Reports & Studies

Determining patients’ caries risk – what makes sense?

PD Dr. Kristina Bertl, PhD MSc MBA

The main diseases we are confronted with in dentistry are caries and periodontal conditions. Although the results of the fifth German Oral Health Study show a positive trend for the two diseases, effective prevention of both must nonetheless be our primary goal. We discussed the options for caries prophylaxis in a previous article (‘Update on caries prophylaxis’). The current article is intended to provide an overview of the tests for determining patients’ caries risk.

The idea of tests for determining our patients' caries risk is to identify at-risk patients as early as possible and to take countermeasures such as more frequent recalls and/or appropriate caries prevention measures. Most tests for determining the risk of caries are saliva tests. An advantage of this method is that saliva can be taken very easily and in a non-invasive manner.

Saliva tests for determining the risk of caries are broadly divided into ‘non-bacterial’ and ‘bacterial’ tests. In ‘non-bacterial’ saliva tests, it is possible to determine the flow rate and buffer capacity of the saliva, for example. Here, a low flow rate and low buffer capacity are risks for developing caries. In ‘bacterial’ saliva tests, the presence of highly cariogenic bacteria is measured. These bacteria are predominantly Streptococcus mutans and lactobacilli (see also: ‘Streptococcus mutans – the caries pathogen!’). Here, in contrast, a large number of these highly cariogenic bacteria constitutes a risk.

These tests allow us to more precisely estimate the risk of caries, but they should not be used as the sole risk-determination measure, because they are of limited significance without the assessment of additional clinical parameters. A combination of several factors should therefore be taken into account when assessing an individual's risk of caries:

  • Caries history and active initial lesions
  • Poor oral hygiene and high rate of new plaque formation
  • High consumption of sticky and sugary foods
  • Low fluoride intake
  • Low saliva flow rate
  • Low buffer capacity
  • High rate of Streptococcus mutans
  • High rate of lactobacilli

Although the final four points in this list can be determined by caries risk tests, they should always be considered in conjunction with the other factors.

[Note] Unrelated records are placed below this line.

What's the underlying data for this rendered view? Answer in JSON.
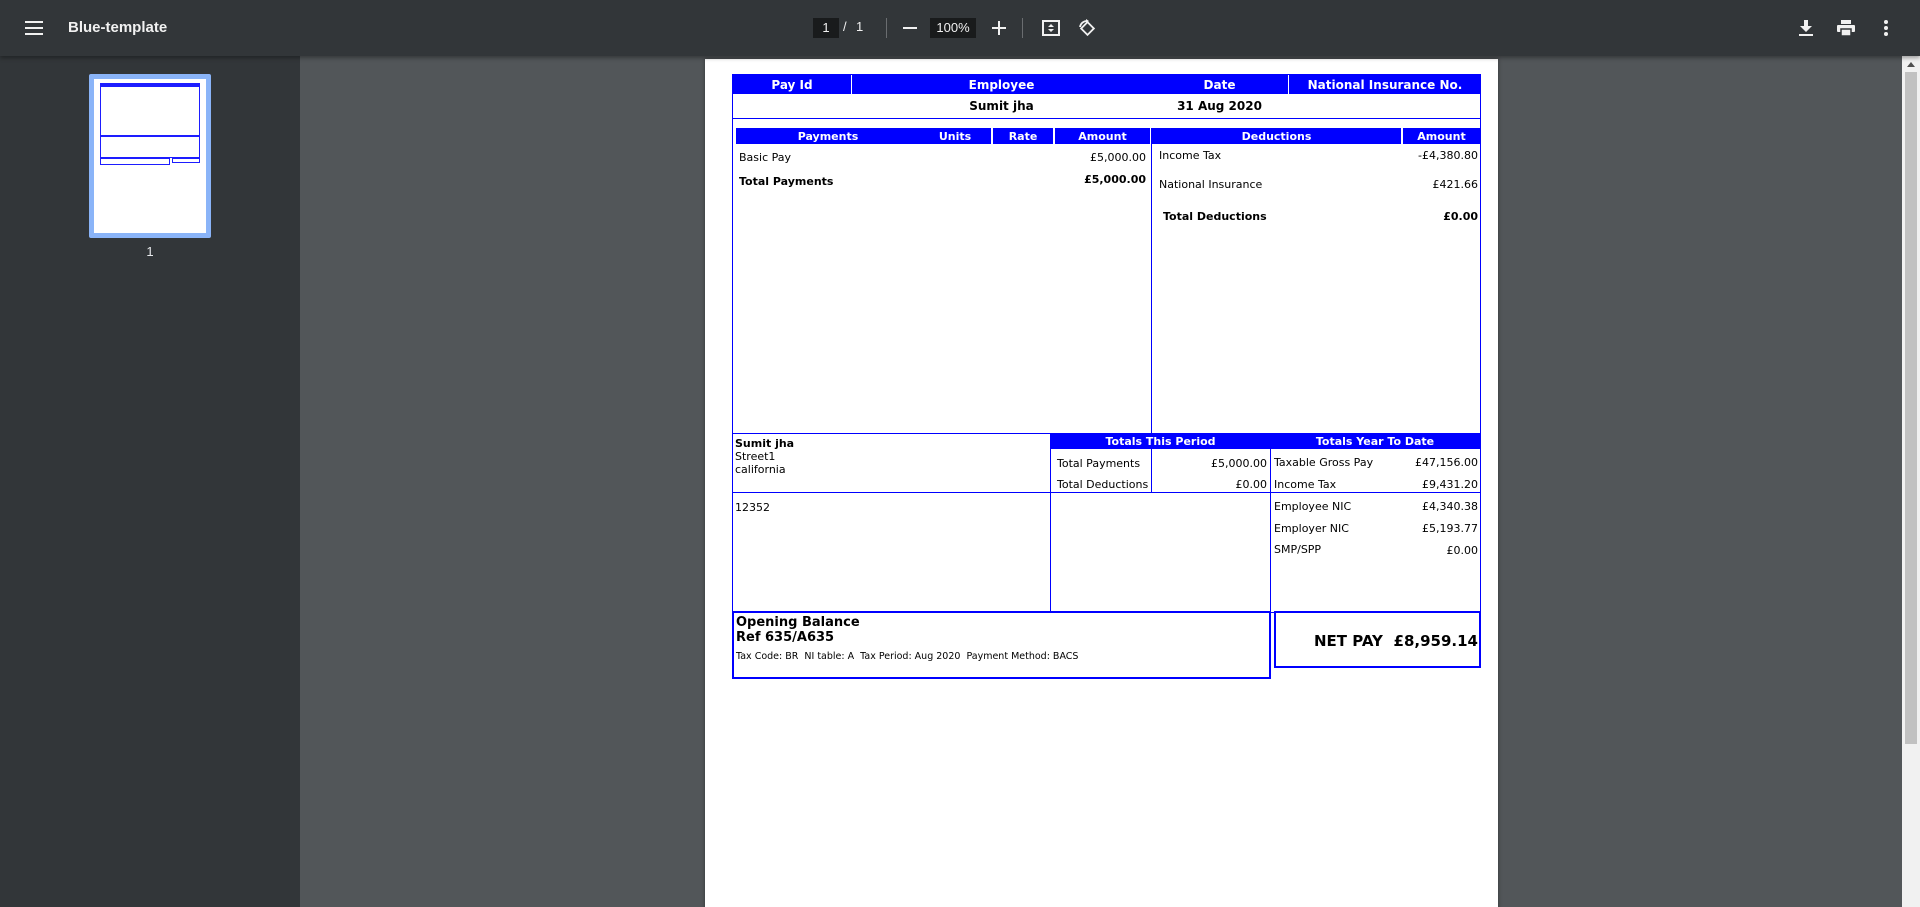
{
  "viewer": {
    "title": "Blue-template",
    "current_page": "1",
    "page_separator": "/",
    "total_pages": "1",
    "zoom": "100%",
    "thumbnail_label": "1",
    "icons": [
      "menu-icon",
      "zoom-out-icon",
      "zoom-in-icon",
      "fit-page-icon",
      "rotate-icon",
      "download-icon",
      "print-icon",
      "more-icon"
    ]
  },
  "payslip": {
    "header": {
      "labels": [
        "Pay Id",
        "Employee",
        "Date",
        "National Insurance No."
      ],
      "values": {
        "pay_id": "",
        "employee": "Sumit jha",
        "date": "31 Aug 2020",
        "ni_number": ""
      }
    },
    "payments": {
      "headers": [
        "Payments",
        "Units",
        "Rate",
        "Amount"
      ],
      "rows": [
        {
          "label": "Basic Pay",
          "amount": "£5,000.00"
        }
      ],
      "total_label": "Total Payments",
      "total_amount": "£5,000.00"
    },
    "deductions": {
      "headers": [
        "Deductions",
        "Amount"
      ],
      "rows": [
        {
          "label": "Income Tax",
          "amount": "-£4,380.80"
        },
        {
          "label": "National Insurance",
          "amount": "£421.66"
        }
      ],
      "total_label": "Total Deductions",
      "total_amount": "£0.00"
    },
    "address": {
      "name": "Sumit jha",
      "line1": "Street1",
      "line2": "california",
      "postcode": "12352"
    },
    "totals_period": {
      "header": "Totals This Period",
      "rows": [
        {
          "label": "Total Payments",
          "amount": "£5,000.00"
        },
        {
          "label": "Total Deductions",
          "amount": "£0.00"
        }
      ]
    },
    "totals_ytd": {
      "header": "Totals Year To Date",
      "rows": [
        {
          "label": "Taxable Gross Pay",
          "amount": "£47,156.00"
        },
        {
          "label": "Income Tax",
          "amount": "£9,431.20"
        },
        {
          "label": "Employee NIC",
          "amount": "£4,340.38"
        },
        {
          "label": "Employer NIC",
          "amount": "£5,193.77"
        },
        {
          "label": "SMP/SPP",
          "amount": "£0.00"
        }
      ]
    },
    "footer": {
      "opening_balance": "Opening Balance",
      "ref": "Ref 635/A635",
      "tax_info": "Tax Code: BR  NI table: A  Tax Period: Aug 2020  Payment Method: BACS",
      "net_pay_label": "NET PAY",
      "net_pay_amount": "£8,959.14"
    }
  },
  "colors": {
    "accent": "#0000ff",
    "toolbar": "#323639",
    "viewer_bg": "#525659"
  }
}
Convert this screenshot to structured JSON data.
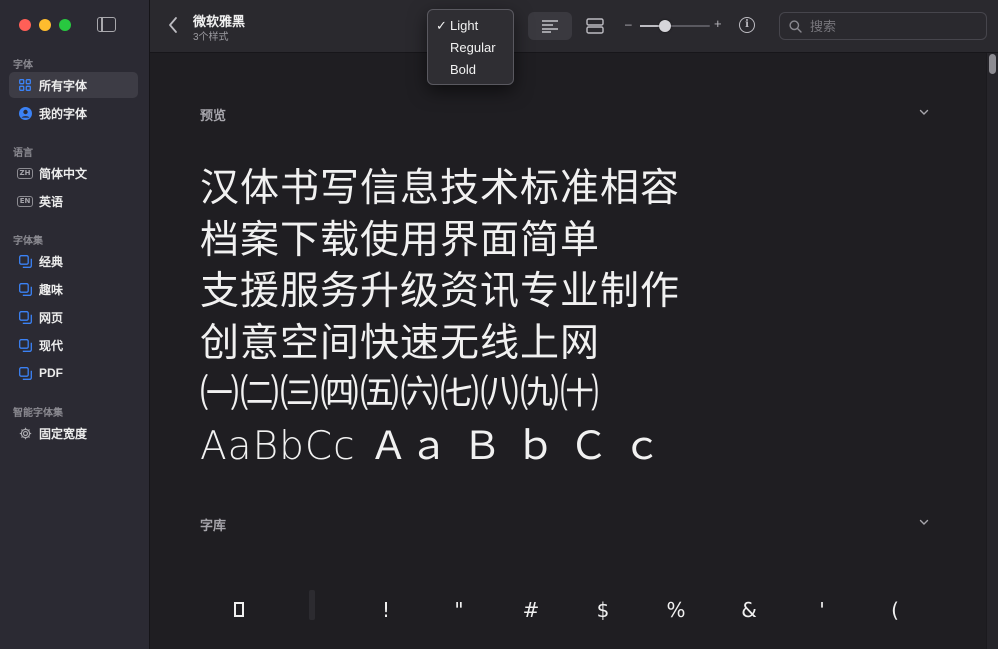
{
  "sidebar": {
    "sections": [
      {
        "label": "字体",
        "items": [
          {
            "label": "所有字体",
            "icon": "grid-icon",
            "active": true
          },
          {
            "label": "我的字体",
            "icon": "user-circle-icon",
            "active": false
          }
        ]
      },
      {
        "label": "语言",
        "items": [
          {
            "label": "简体中文",
            "badge": "ZH"
          },
          {
            "label": "英语",
            "badge": "EN"
          }
        ]
      },
      {
        "label": "字体集",
        "items": [
          {
            "label": "经典",
            "icon": "collection-icon"
          },
          {
            "label": "趣味",
            "icon": "collection-icon"
          },
          {
            "label": "网页",
            "icon": "collection-icon"
          },
          {
            "label": "现代",
            "icon": "collection-icon"
          },
          {
            "label": "PDF",
            "icon": "collection-icon"
          }
        ]
      },
      {
        "label": "智能字体集",
        "items": [
          {
            "label": "固定宽度",
            "icon": "gear-icon"
          }
        ]
      }
    ]
  },
  "toolbar": {
    "title": "微软雅黑",
    "subtitle": "3个样式",
    "search_placeholder": "搜索"
  },
  "style_menu": {
    "checkmark": "✓",
    "items": [
      "Light",
      "Regular",
      "Bold"
    ],
    "selected": "Light"
  },
  "content": {
    "preview_heading": "预览",
    "preview_lines": [
      "汉体书写信息技术标准相容",
      "档案下载使用界面简单",
      "支援服务升级资讯专业制作",
      "创意空间快速无线上网",
      "㈠㈡㈢㈣㈤㈥㈦㈧㈨㈩",
      "AaBbCc Ａａ Ｂ ｂ Ｃ ｃ"
    ],
    "repertoire_heading": "字库",
    "glyphs": [
      "!",
      "\"",
      "#",
      "$",
      "%",
      "&",
      "'",
      "("
    ]
  },
  "colors": {
    "accent": "#3b82f6",
    "sidebar_bg": "#2b2a33",
    "content_bg": "#1f1e22"
  }
}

  1. Hennings J. Aktuelle mikrobiologische Methoden zur Bestimmung des Kariesrisikos. ZWR – Das Deutsche Zahnärzteblatt 2019; 128: 20–24